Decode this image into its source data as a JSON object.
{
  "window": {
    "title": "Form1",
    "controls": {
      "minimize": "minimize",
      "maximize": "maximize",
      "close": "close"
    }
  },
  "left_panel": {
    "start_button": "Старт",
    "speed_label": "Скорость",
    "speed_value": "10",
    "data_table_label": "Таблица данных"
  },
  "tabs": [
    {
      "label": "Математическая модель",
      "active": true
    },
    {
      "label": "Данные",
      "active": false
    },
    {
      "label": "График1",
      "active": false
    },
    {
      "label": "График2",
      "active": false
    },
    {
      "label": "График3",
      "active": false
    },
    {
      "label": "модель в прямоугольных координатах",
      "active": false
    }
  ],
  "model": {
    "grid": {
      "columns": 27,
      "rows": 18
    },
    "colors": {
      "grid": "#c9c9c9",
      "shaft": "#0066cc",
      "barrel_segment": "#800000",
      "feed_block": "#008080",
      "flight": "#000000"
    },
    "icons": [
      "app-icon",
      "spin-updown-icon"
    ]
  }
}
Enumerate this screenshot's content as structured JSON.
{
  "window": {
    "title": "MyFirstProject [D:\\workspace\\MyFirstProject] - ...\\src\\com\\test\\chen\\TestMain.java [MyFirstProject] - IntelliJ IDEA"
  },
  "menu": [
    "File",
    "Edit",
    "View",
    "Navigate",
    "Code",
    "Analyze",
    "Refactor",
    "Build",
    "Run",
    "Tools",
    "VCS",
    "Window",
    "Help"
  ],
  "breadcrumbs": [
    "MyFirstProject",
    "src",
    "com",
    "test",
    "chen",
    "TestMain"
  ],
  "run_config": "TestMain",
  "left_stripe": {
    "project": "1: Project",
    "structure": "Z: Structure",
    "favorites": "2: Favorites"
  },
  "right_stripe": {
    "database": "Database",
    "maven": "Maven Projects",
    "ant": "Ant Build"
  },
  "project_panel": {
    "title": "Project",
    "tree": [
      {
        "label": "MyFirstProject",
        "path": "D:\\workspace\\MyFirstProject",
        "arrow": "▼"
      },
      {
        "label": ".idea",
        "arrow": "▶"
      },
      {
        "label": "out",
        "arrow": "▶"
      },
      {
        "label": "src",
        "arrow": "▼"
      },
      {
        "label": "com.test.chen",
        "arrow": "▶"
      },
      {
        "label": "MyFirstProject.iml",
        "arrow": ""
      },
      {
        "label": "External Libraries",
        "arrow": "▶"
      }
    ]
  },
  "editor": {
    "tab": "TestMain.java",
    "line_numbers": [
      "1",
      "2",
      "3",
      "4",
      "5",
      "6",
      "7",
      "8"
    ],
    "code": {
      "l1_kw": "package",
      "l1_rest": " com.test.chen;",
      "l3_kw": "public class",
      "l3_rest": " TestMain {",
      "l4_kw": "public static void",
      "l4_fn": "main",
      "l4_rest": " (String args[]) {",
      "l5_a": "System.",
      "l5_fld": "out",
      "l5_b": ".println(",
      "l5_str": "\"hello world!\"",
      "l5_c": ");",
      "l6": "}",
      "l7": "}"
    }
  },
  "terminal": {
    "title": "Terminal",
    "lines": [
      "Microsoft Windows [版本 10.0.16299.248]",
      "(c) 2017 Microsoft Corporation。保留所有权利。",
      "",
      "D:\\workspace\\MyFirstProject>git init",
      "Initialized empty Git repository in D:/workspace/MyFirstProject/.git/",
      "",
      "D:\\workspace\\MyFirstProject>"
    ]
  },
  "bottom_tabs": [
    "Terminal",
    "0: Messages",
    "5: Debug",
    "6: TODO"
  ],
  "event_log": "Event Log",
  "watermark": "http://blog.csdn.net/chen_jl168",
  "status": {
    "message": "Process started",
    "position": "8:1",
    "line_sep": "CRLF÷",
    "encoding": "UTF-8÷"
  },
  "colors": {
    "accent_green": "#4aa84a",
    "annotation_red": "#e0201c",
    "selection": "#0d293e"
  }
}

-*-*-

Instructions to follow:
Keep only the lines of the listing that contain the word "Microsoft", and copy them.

Answer to this problem:
      "Microsoft Windows [版本 10.0.16299.248]",
      "(c) 2017 Microsoft Corporation。保留所有权利。",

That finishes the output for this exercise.